INSTRUCTIONS TO FOLLOW - In the records, find each line where "icon" occurs, and copy it.

### SOURCE DATA ###

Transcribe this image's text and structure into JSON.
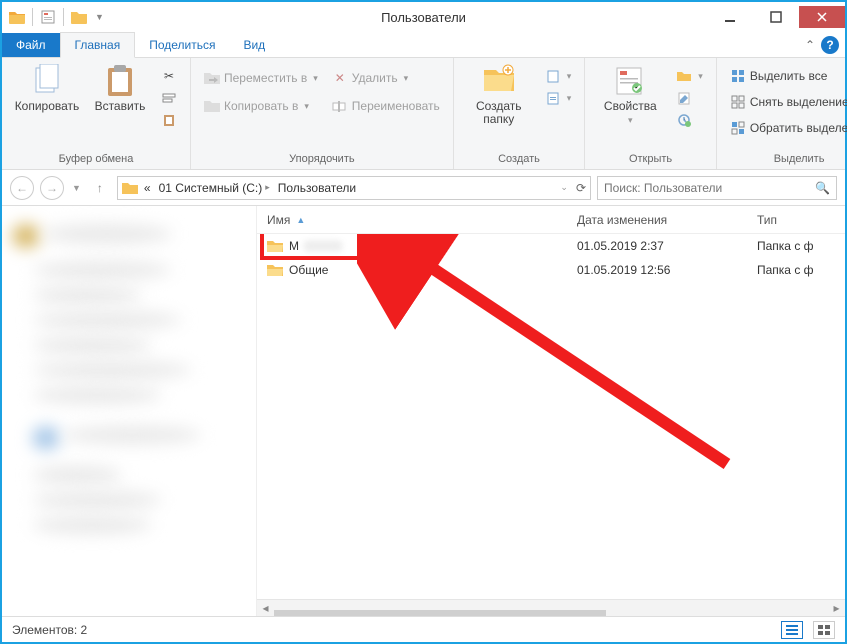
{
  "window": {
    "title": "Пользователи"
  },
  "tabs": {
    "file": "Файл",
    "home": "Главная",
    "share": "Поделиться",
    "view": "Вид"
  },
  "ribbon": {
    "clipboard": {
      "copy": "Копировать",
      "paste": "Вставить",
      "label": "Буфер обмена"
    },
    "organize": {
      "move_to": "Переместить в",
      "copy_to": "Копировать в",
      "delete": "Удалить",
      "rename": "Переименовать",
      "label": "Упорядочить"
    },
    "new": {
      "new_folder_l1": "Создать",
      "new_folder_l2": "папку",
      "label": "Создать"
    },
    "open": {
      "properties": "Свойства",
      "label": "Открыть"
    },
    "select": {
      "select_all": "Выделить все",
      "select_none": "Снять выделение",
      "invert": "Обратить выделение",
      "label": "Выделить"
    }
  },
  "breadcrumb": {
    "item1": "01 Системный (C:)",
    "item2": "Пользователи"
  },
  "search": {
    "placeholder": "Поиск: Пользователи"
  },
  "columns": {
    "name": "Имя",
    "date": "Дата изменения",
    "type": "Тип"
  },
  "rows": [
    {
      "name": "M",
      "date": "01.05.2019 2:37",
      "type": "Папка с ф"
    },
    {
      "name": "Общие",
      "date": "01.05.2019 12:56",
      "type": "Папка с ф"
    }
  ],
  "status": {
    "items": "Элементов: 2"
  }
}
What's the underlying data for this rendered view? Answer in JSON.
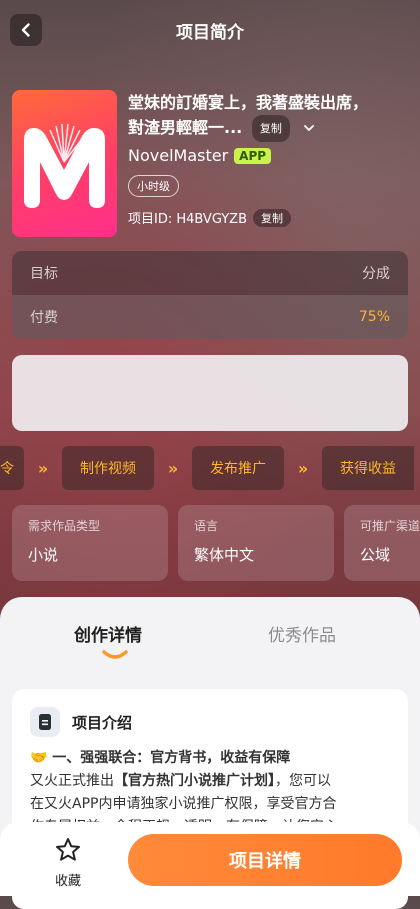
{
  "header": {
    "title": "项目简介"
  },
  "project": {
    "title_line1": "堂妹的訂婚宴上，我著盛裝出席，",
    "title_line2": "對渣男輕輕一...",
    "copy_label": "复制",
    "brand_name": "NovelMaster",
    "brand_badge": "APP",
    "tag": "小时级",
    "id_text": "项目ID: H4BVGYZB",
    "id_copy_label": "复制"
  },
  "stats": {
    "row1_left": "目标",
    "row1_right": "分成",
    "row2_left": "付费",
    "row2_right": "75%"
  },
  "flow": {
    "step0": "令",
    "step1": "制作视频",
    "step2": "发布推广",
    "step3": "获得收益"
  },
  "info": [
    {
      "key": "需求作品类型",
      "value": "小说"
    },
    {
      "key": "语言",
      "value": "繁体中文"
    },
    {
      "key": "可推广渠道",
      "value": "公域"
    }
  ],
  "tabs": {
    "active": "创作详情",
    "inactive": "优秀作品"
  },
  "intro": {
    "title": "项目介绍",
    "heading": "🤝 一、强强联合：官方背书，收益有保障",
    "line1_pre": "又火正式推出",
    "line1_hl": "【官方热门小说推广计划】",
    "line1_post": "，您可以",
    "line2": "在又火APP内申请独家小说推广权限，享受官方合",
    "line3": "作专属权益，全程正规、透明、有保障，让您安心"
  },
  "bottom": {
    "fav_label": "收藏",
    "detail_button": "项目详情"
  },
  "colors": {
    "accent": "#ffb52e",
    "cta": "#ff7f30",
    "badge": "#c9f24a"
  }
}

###
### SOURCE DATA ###

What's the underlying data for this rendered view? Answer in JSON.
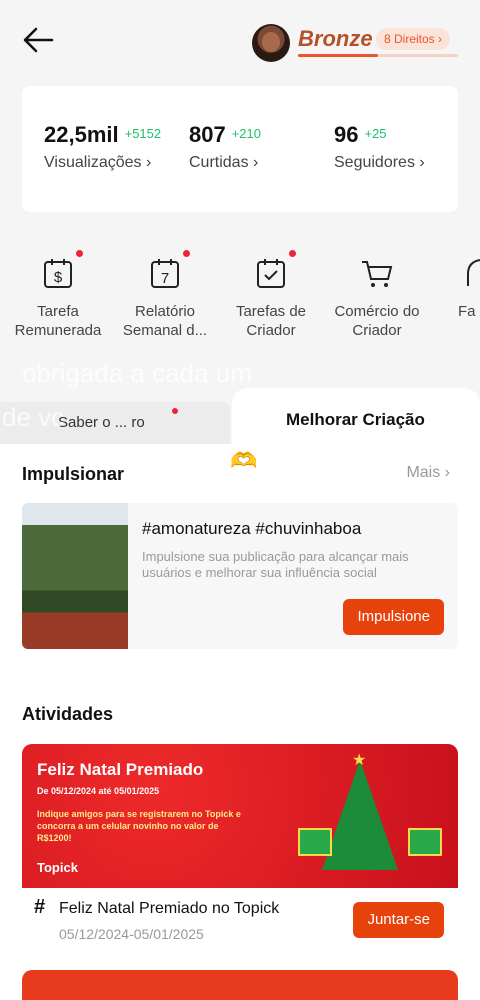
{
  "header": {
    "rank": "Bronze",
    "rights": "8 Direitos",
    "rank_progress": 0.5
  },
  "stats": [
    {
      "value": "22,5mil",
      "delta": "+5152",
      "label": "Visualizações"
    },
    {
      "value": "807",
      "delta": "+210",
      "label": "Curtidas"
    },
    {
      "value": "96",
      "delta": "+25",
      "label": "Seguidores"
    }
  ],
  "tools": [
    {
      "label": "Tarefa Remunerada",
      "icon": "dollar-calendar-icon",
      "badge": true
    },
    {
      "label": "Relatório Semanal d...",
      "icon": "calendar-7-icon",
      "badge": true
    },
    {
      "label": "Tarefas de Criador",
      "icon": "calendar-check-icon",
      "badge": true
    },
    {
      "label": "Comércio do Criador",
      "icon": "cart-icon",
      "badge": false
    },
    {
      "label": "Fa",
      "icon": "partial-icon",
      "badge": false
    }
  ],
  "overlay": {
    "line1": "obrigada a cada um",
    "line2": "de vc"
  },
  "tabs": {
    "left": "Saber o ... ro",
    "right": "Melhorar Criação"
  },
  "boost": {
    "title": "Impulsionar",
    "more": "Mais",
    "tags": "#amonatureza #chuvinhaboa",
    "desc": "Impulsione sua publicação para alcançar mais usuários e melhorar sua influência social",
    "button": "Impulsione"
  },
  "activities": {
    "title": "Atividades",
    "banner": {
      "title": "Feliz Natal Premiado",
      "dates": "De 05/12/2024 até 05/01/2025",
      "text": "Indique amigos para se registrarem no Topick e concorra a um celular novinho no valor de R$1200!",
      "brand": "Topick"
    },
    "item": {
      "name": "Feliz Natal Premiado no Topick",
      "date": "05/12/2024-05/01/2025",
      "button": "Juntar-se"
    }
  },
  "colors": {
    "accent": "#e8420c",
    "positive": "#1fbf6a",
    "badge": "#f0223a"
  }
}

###

EXERCISE ANSWER -
      "icon": "dollar-calendar-icon",
      "icon": "calendar-7-icon",
      "icon": "calendar-check-icon",
      "icon": "cart-icon",
      "icon": "partial-icon",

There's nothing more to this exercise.